» Brief: Go through the entries below and work out how many lines include "приложение". Answer with the number only.

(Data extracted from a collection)
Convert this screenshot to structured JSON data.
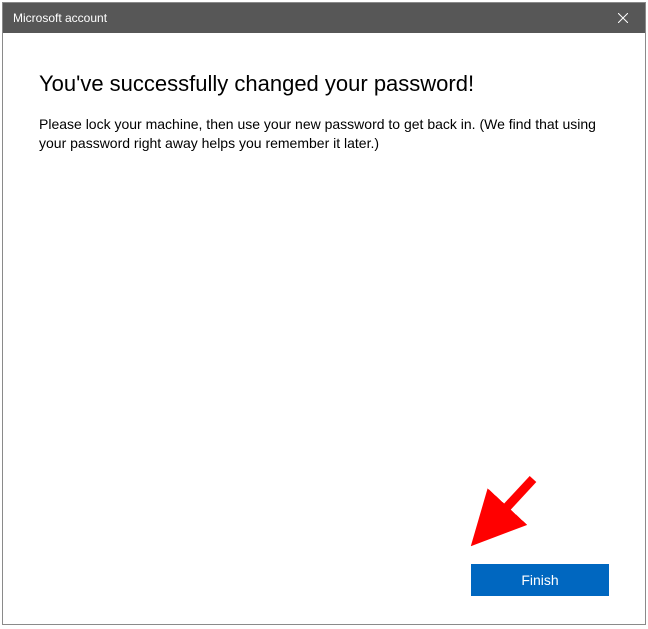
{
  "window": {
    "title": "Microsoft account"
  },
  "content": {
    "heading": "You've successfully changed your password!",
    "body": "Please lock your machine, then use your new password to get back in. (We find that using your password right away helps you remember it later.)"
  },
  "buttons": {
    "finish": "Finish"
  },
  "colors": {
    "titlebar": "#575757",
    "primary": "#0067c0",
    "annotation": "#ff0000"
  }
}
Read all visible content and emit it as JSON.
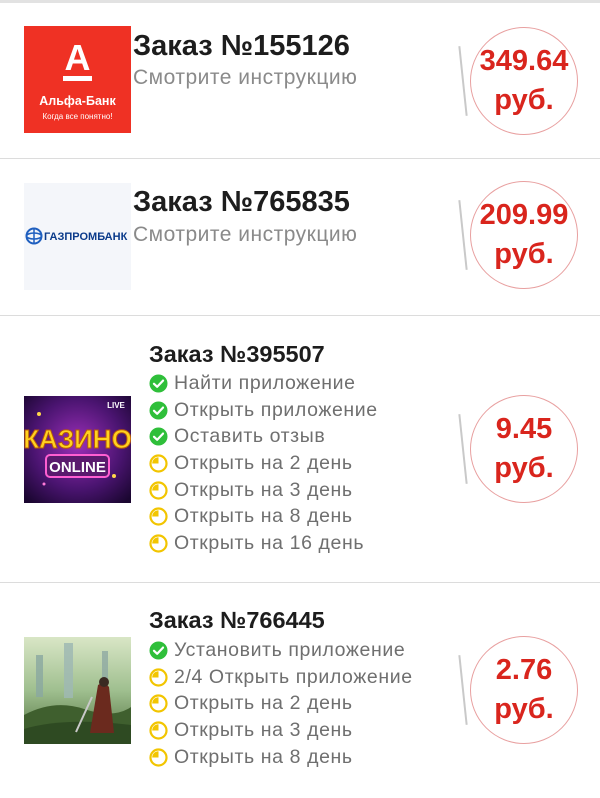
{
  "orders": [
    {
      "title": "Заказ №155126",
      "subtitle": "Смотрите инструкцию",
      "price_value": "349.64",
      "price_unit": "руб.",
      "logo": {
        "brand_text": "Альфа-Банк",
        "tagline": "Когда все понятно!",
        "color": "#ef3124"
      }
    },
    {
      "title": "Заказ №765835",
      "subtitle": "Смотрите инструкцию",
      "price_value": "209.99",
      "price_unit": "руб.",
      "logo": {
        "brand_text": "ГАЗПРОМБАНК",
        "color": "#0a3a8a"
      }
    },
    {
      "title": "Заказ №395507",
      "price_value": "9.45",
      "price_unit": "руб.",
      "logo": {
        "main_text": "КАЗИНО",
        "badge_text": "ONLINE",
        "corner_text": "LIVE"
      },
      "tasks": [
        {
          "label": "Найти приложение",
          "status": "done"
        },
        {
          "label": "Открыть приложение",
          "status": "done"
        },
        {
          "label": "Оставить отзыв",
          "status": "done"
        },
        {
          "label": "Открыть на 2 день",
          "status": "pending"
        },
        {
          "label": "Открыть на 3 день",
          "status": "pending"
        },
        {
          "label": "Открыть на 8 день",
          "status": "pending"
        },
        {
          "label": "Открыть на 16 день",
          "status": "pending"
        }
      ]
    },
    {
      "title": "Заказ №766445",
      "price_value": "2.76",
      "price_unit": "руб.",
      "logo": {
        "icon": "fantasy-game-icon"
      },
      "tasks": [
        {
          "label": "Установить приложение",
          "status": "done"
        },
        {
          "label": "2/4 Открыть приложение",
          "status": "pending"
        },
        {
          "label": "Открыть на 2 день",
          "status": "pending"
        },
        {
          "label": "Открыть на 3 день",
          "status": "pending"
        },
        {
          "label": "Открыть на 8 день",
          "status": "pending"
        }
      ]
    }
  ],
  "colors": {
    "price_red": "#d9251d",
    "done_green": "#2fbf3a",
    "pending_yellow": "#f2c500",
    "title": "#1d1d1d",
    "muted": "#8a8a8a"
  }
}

» Response for this exercise: 4